# WHAT IS BEING ASKED:
Look through the lines below, find those with the word "tests", and copy them.

# EXTRACTED DATA:
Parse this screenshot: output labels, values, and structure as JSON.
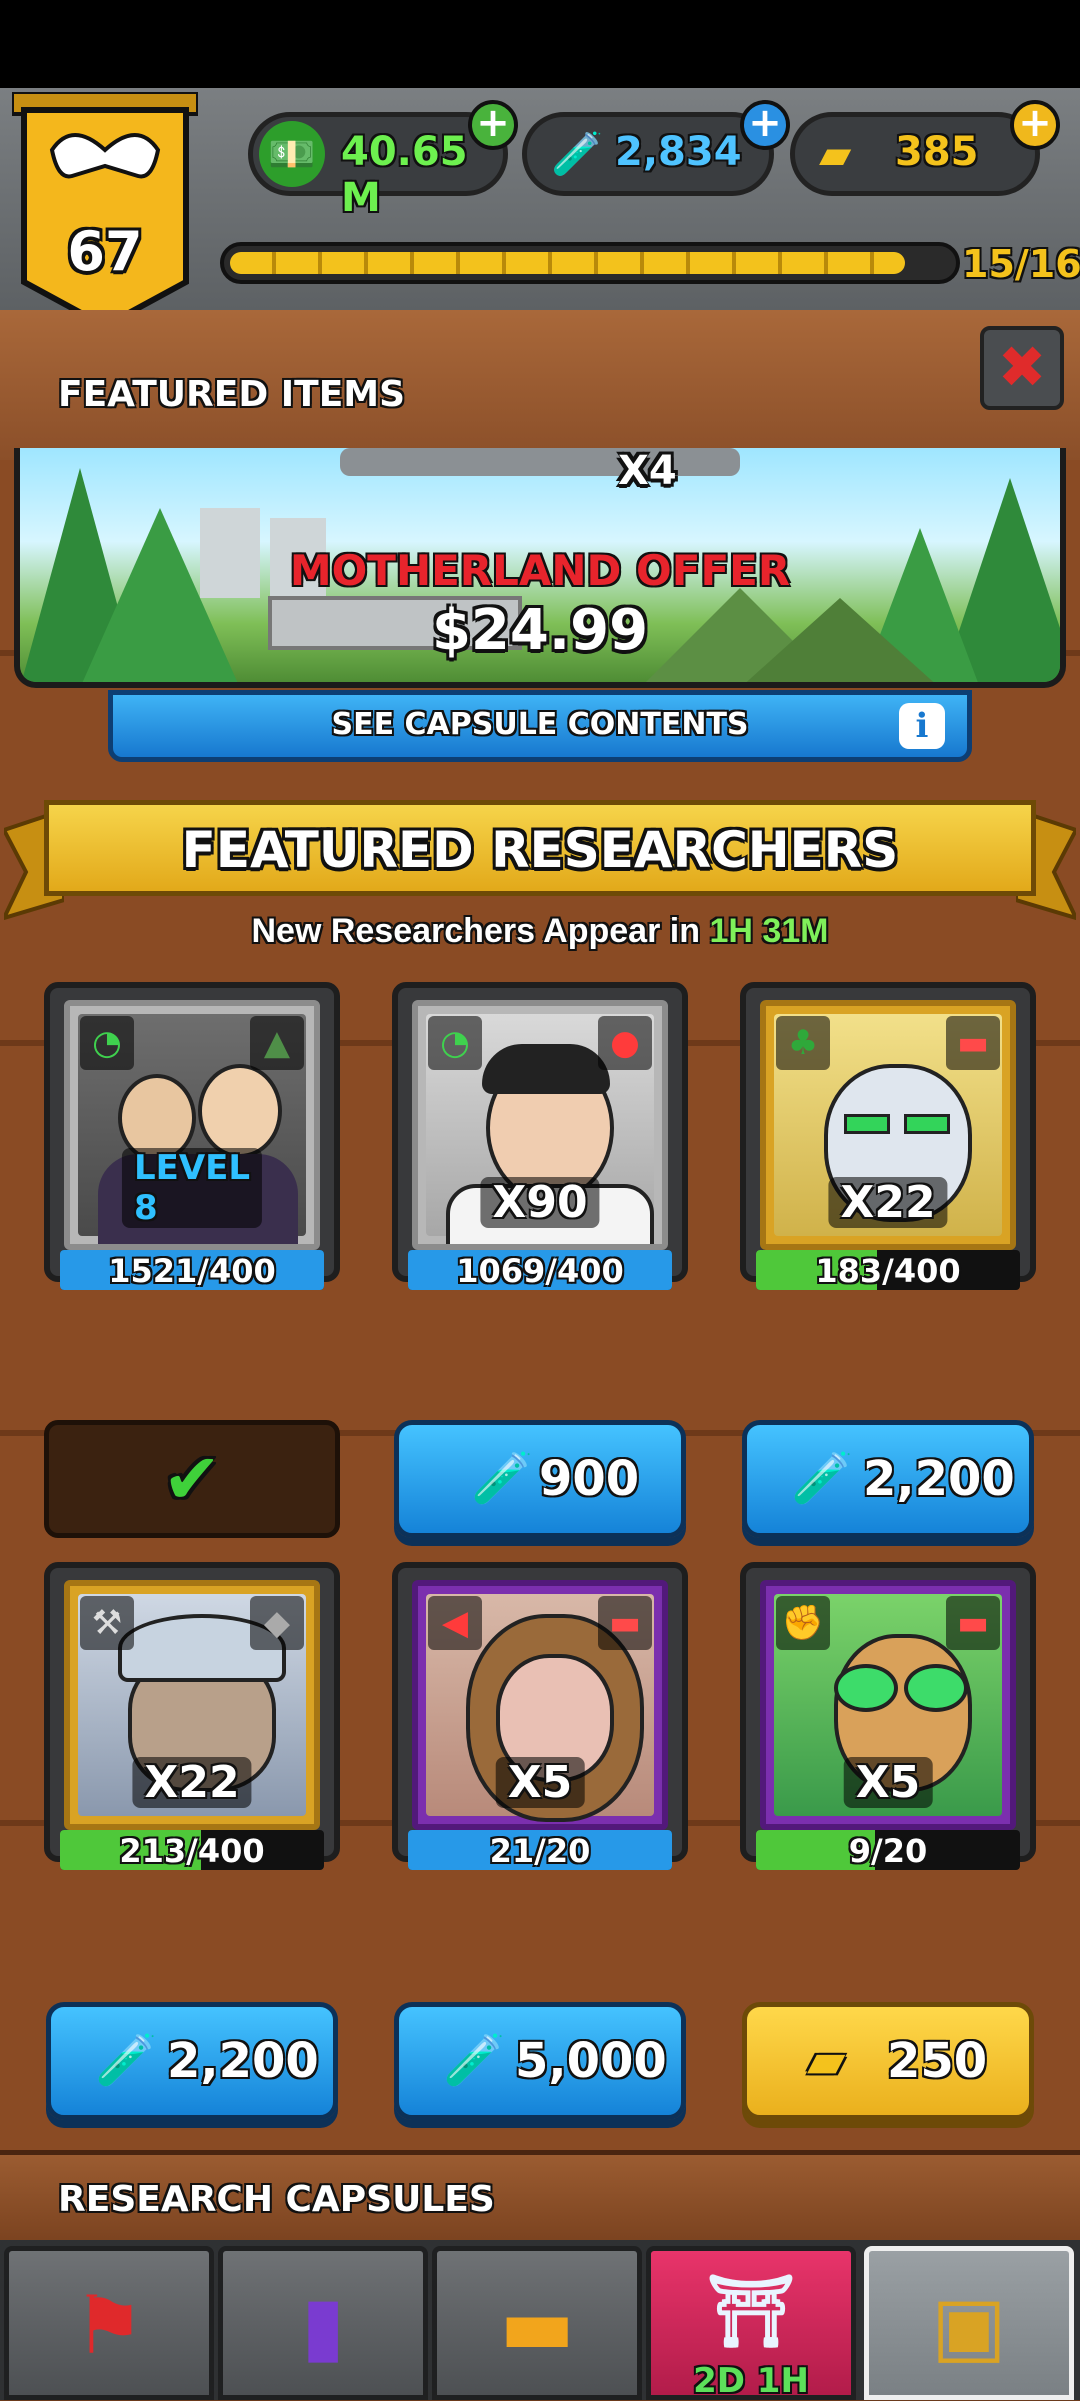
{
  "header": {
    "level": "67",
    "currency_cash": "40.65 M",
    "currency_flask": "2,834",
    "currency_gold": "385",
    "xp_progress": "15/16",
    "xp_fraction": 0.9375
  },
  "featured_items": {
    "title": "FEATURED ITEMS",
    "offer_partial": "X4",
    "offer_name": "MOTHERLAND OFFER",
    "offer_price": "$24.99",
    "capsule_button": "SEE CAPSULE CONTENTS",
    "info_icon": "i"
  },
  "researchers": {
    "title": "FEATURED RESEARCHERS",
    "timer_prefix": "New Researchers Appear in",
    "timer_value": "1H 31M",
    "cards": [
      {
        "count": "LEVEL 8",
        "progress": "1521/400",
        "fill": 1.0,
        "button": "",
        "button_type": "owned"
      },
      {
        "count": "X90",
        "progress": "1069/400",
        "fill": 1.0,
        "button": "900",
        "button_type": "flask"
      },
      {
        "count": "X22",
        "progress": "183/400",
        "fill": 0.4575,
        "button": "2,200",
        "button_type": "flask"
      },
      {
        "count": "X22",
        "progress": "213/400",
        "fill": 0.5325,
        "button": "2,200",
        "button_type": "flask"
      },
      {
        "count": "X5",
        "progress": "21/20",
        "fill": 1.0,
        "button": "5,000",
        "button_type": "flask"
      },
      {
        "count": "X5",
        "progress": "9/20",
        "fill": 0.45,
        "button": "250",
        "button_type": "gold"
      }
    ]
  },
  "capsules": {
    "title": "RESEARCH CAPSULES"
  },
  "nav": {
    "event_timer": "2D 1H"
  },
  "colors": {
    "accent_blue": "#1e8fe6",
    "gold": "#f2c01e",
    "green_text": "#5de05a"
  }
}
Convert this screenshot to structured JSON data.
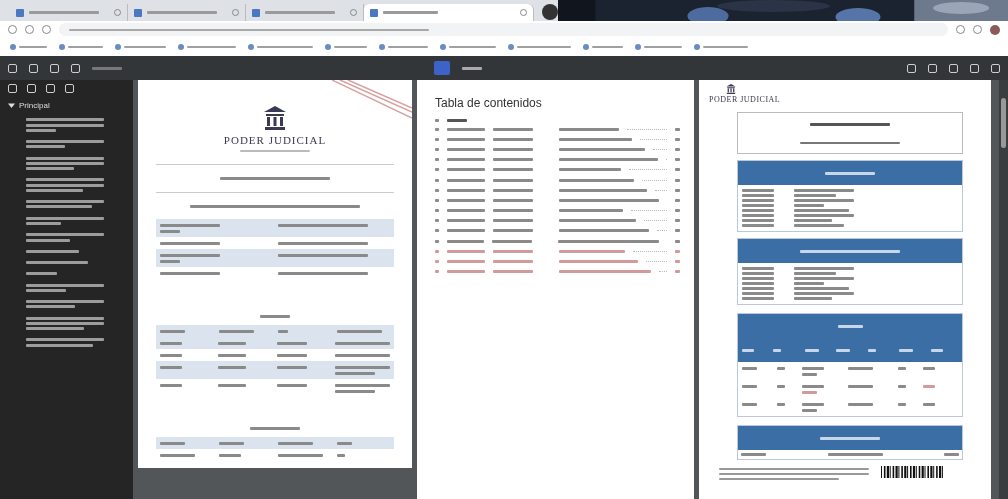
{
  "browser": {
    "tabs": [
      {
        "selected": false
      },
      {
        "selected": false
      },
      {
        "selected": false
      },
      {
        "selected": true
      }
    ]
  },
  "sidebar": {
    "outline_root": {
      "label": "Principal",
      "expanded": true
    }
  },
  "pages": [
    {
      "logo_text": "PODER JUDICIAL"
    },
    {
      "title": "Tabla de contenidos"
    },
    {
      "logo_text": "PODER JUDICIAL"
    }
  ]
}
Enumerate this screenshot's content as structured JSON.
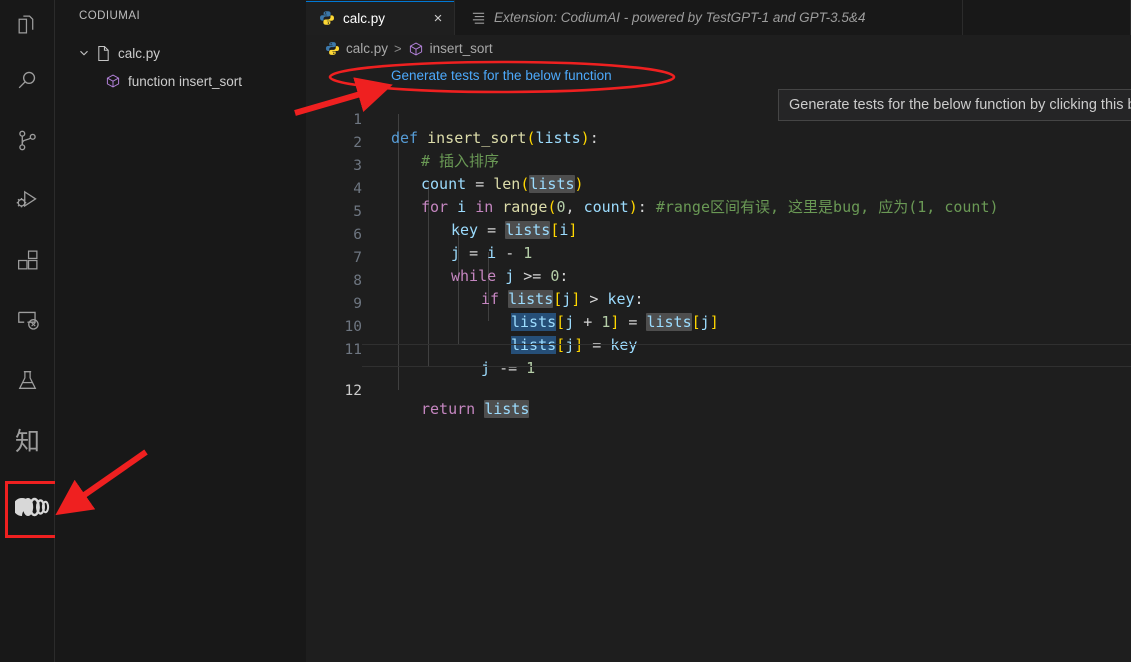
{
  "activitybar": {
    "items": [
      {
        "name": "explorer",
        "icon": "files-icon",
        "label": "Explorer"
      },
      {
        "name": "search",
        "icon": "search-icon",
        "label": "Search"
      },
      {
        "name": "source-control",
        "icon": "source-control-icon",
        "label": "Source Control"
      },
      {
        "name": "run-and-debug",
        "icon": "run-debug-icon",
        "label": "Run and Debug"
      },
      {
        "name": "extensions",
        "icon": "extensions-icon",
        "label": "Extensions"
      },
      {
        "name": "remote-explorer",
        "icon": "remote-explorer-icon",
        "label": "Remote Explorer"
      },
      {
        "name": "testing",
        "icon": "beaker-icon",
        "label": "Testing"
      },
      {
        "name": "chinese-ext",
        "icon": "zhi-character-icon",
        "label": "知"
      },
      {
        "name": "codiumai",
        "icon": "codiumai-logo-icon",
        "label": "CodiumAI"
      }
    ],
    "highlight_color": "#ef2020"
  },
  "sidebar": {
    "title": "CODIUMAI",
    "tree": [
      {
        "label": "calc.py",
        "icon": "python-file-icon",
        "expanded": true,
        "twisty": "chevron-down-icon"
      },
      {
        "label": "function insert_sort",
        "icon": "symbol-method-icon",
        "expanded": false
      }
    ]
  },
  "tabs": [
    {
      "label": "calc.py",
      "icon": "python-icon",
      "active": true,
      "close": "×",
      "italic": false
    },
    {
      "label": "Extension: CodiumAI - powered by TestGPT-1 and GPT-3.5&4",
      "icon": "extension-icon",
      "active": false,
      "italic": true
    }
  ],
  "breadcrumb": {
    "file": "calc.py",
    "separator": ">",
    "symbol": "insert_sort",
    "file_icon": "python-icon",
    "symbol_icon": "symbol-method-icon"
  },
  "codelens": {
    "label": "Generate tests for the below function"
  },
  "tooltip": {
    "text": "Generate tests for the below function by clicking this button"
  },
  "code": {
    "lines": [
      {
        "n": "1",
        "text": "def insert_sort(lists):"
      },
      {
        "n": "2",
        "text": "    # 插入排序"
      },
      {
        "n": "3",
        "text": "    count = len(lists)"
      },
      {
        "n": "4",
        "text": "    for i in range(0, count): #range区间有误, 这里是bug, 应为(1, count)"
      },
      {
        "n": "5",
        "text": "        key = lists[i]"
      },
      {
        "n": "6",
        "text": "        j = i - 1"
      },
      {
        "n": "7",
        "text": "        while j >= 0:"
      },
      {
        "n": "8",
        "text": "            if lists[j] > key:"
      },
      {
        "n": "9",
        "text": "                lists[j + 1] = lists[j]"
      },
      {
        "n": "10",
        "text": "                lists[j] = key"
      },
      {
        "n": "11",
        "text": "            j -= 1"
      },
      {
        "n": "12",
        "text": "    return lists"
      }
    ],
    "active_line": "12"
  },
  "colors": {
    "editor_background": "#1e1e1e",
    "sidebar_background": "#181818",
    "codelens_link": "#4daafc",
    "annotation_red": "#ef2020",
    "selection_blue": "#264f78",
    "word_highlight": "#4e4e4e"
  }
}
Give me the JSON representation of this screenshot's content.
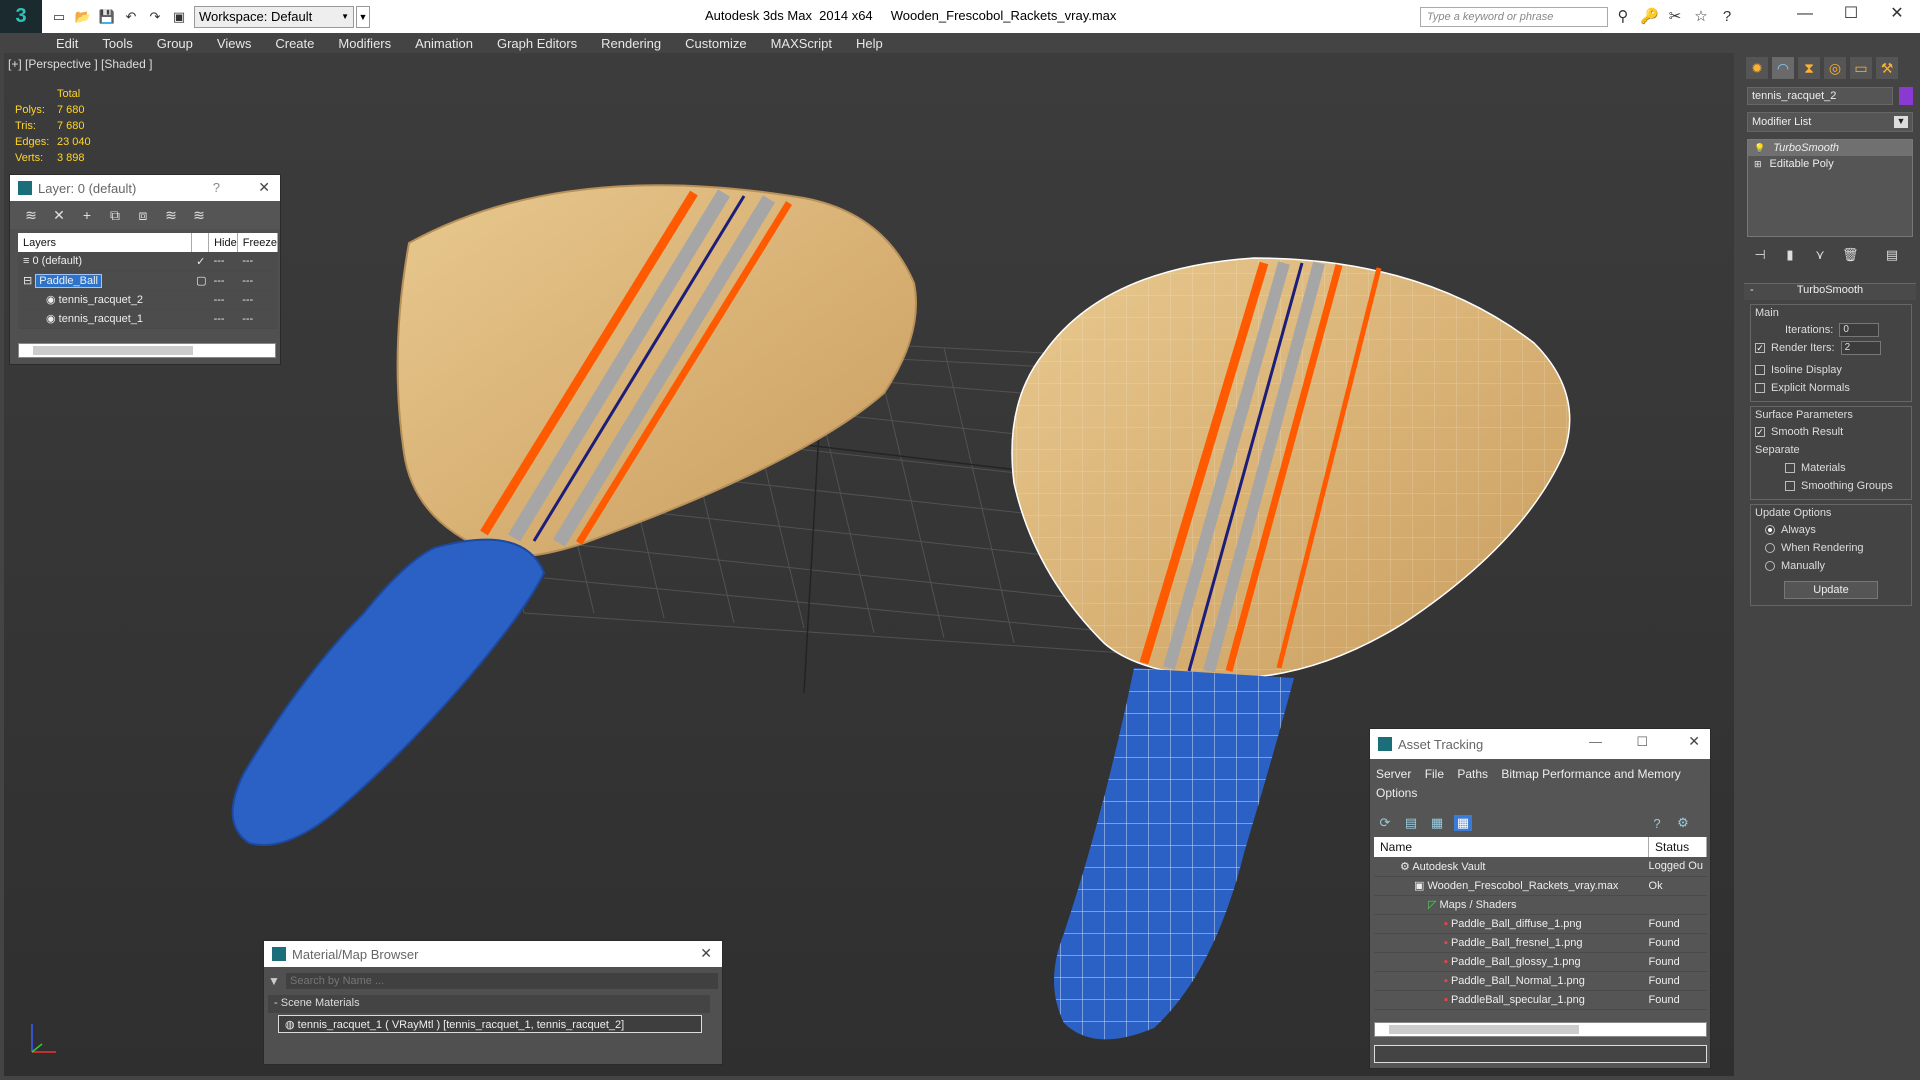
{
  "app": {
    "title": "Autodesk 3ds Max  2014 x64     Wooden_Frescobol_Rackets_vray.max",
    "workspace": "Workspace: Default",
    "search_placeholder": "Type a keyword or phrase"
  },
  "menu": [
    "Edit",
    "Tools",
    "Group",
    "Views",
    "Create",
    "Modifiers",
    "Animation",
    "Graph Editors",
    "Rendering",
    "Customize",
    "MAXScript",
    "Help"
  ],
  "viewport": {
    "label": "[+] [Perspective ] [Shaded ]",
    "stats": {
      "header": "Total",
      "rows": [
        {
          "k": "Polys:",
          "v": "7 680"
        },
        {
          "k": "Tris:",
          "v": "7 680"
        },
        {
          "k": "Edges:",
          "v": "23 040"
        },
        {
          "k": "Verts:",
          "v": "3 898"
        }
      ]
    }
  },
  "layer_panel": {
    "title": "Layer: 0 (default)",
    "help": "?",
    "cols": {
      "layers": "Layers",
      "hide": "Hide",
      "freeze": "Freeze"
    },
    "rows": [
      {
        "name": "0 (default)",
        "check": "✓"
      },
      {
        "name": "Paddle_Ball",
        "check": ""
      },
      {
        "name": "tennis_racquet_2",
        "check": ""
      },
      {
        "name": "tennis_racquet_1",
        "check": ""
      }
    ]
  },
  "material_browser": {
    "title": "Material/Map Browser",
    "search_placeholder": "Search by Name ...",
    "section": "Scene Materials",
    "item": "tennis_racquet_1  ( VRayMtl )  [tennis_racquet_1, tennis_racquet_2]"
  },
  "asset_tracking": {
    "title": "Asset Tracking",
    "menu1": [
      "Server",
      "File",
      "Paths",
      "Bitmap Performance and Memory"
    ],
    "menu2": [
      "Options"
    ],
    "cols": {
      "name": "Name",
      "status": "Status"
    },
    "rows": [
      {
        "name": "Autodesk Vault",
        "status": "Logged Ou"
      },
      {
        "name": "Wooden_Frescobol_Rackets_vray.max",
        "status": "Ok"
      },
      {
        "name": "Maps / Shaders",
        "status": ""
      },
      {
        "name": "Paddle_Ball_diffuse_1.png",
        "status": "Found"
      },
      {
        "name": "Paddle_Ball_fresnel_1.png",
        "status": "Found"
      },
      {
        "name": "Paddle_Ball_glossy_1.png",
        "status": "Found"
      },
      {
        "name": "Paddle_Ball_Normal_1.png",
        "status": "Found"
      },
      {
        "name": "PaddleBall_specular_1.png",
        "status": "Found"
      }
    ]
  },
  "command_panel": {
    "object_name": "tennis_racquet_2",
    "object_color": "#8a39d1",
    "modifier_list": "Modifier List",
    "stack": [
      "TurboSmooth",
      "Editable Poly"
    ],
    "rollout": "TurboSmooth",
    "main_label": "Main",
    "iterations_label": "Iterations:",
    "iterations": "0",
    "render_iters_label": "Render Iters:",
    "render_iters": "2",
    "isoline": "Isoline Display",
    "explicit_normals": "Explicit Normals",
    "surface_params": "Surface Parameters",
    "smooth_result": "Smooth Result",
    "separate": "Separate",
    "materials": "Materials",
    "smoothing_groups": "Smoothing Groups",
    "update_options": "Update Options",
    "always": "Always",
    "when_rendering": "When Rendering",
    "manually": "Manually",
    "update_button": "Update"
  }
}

# OUTPUT FOR THIS EXERCISE:
    "label": "Generate tests for the below function"
    "text": "Generate tests for the below function by clicking this button"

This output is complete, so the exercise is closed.